The new law allowing for Restraining Orders before, during and after the Court procedure
Since mid-2021 a new legislation was introduced in the Republic of Cyprus, aimed to reinforce and aid the protection from harassment and stalking (Law 114(I)/2021).
Harassment can take many forms and in said legislation, it is broadly defined as the causing of anxiety or distress to another person. By this definition, harassment can include some forms of bullying. The penalties under the law are greater, in some instances i.e. involving the creation of fear of violence. Examples for Stalking include following the victim, attempting to contact the victim by any means, or even, in some instances using social media related to the victim's personal life or interfering with the victim's internet posts. Evidently, cyberbullying also referred to as cyber harassment were included in the definition.
Any incident of harassment/stalking, must occur at least twice in order to fall under the above legislation.
A. Restraining Order and Penalties in Criminal Court:
We have been receiving multiple enquiries as to what can the Police do about harassment?
In instances that there is enough evidence that show a prima facie danger of:
(a) reoccurrence of such incidents and
(b) to the persons safety or mental health, a relevant Restraining Order can be issued.
Generally, the Police is one of the authorities entitled under the law, that also hold interrogative powers to apply to the Court for such a Restraining Order – even before the filing of the Criminal case. Such Restraining Order can e.g. prohibit the harassment, prohibit or limit the access to the victim or to its place of residence or employment. The force of such Restraining Order can be extended after the filing of the Criminal case and can also be part of the penalties imposed by the Court in case the accused is found or admits to being, guilty.
Even though there are possible aggravating factors for the imposition of a penalty (e.g. a prior romantic relationship with the victim) there are possible defences, such as, that this behaviour was exhibited in order to prevent a criminal offence.
B. Restraining Order and Damages in Civil Court:
While harassment and stalking are criminal offenses, they are also civil offenses i.e. a victim may choose to file a Civil Action regardless of the existence or the absence of criminal proceedings. The Civil Court also has the power to issue a Restraining Interim Order pending the trial, by which the defendant might be restricted or prohibited to communicate or approach or follow the victim, or denying access to the victims' place of residence or employment or in the movable or immovable property of the victim.
Defences in Civil proceedings are of course, available as well, e.g. that the behaviour was exhibited as part of his employment capacity.
Even though the Civil Court award damages e.g. for mental injury, anxiety and stress, a Restraining Order can, under certain preconditions form part of the remedies of the Civil Court in case the Civil Action is successful.
The content of this article is intended to provide a general guide to the subject matter.
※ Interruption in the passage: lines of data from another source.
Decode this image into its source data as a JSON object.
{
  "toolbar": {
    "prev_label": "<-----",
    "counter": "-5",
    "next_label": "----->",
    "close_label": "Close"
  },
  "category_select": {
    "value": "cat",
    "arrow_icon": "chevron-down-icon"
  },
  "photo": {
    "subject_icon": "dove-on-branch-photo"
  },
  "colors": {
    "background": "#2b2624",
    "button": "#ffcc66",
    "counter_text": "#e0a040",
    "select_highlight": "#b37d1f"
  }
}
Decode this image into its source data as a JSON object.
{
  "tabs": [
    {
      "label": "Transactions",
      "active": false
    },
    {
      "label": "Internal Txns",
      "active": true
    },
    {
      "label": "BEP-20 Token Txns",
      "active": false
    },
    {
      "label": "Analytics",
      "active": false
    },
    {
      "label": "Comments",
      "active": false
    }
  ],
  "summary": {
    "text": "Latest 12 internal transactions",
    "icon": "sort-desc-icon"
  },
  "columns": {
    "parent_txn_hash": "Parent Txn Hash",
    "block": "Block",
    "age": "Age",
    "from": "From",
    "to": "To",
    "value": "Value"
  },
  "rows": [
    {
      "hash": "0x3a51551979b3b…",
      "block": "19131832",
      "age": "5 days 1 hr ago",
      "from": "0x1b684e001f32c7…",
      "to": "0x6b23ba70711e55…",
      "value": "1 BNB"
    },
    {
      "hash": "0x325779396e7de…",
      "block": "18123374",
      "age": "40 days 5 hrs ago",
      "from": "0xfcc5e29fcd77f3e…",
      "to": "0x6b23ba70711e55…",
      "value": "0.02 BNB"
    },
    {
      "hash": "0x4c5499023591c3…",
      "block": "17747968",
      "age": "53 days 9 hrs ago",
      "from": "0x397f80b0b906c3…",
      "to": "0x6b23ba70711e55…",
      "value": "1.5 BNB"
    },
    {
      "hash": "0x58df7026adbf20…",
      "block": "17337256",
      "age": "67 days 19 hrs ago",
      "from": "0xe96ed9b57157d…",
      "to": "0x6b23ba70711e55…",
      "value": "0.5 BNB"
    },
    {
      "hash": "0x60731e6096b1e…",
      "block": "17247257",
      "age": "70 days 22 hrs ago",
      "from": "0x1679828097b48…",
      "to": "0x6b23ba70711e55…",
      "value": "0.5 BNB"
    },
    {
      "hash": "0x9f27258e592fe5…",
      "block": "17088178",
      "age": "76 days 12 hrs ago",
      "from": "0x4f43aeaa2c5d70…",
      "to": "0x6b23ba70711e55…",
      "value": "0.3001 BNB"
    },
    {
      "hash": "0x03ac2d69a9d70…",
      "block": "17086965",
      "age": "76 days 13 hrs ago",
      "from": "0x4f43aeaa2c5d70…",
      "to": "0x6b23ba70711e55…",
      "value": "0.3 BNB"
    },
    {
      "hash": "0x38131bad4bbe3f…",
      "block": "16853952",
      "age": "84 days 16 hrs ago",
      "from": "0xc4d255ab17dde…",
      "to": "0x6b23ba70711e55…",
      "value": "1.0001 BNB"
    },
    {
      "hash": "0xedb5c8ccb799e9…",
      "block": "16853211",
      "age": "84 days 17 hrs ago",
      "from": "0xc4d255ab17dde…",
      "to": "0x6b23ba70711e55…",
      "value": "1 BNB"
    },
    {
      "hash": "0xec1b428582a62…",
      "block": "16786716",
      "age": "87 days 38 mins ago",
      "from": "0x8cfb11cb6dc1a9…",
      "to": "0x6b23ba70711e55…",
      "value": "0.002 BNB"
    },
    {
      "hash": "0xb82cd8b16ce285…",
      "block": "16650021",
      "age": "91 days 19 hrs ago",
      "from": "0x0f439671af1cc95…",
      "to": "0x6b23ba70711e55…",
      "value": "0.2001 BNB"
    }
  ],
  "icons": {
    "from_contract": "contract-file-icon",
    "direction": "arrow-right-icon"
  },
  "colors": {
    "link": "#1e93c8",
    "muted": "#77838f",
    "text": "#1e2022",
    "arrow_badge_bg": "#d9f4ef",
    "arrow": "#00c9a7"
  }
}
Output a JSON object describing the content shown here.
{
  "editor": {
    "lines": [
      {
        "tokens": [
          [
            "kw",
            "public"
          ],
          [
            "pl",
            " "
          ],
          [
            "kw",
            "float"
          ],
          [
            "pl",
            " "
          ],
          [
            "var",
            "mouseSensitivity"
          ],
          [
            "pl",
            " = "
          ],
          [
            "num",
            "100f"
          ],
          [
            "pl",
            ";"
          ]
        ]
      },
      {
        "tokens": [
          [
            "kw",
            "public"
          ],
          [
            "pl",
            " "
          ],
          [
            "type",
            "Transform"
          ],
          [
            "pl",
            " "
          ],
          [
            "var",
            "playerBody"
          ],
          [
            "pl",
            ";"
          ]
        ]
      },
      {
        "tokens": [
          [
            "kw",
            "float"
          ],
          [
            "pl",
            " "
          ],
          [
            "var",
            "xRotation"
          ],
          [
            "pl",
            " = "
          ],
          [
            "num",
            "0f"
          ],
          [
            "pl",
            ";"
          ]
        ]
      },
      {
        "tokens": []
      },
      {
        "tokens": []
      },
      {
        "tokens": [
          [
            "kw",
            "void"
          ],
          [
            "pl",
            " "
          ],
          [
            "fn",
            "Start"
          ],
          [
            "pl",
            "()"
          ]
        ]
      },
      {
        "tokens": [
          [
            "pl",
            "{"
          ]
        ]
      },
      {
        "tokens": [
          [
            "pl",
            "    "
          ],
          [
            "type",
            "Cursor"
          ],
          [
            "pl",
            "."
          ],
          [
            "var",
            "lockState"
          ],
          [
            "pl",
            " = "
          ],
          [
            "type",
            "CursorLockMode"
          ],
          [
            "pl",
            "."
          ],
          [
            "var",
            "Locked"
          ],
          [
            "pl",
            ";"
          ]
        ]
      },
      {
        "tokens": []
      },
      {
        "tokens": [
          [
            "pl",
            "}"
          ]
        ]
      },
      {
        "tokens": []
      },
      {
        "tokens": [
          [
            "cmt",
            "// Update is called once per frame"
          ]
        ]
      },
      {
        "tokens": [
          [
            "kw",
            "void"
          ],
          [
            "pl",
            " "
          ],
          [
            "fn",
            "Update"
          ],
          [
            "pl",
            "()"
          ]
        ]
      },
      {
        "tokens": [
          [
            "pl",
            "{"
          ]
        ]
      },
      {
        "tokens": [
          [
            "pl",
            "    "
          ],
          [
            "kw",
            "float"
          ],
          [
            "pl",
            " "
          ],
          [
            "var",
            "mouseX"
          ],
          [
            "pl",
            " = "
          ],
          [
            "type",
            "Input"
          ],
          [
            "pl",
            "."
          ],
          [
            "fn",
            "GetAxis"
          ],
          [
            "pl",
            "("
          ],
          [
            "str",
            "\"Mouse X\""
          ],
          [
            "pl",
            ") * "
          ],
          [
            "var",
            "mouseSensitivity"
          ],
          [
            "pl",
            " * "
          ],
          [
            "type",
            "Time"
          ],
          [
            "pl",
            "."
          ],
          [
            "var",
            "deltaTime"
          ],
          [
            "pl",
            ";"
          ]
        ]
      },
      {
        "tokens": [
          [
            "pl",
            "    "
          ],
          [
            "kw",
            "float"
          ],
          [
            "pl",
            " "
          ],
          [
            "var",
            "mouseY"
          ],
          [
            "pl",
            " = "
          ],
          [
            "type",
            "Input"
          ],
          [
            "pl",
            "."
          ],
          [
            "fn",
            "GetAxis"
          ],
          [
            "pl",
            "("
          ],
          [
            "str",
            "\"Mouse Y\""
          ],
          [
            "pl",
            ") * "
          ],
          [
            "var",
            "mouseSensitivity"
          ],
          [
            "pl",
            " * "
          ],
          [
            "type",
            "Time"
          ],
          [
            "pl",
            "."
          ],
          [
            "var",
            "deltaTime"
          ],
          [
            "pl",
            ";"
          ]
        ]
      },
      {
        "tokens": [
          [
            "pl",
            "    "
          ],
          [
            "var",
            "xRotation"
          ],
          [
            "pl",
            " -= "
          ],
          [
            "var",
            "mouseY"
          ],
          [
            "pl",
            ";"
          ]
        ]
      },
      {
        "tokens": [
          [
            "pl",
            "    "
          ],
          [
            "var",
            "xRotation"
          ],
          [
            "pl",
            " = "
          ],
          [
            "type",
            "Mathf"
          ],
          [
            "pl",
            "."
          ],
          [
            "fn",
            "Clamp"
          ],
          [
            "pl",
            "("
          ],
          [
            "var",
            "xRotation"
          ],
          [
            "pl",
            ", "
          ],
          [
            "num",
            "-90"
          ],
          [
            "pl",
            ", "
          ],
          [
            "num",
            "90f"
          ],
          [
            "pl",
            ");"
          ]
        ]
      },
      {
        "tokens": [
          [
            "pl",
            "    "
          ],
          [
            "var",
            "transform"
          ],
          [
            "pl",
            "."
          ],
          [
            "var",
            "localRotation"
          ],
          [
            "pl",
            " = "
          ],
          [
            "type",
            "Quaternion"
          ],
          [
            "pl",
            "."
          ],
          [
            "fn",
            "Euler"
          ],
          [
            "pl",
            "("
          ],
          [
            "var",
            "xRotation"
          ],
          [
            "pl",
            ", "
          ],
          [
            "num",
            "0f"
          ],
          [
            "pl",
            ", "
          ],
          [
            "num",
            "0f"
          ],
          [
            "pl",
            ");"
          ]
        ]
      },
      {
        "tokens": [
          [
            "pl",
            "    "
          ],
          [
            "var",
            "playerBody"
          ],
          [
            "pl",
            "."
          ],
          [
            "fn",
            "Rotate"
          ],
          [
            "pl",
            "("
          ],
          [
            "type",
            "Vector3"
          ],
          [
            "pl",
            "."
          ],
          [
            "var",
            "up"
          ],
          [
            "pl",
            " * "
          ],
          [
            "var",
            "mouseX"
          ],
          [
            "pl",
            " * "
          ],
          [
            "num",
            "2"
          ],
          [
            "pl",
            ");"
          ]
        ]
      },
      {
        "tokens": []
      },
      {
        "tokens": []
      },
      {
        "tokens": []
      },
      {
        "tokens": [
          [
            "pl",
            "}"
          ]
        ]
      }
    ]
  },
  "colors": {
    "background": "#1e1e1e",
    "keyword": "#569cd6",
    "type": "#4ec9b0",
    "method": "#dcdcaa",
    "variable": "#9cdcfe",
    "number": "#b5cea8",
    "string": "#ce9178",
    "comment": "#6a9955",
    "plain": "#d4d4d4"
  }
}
Specialist advice should be sought about your specific circumstances.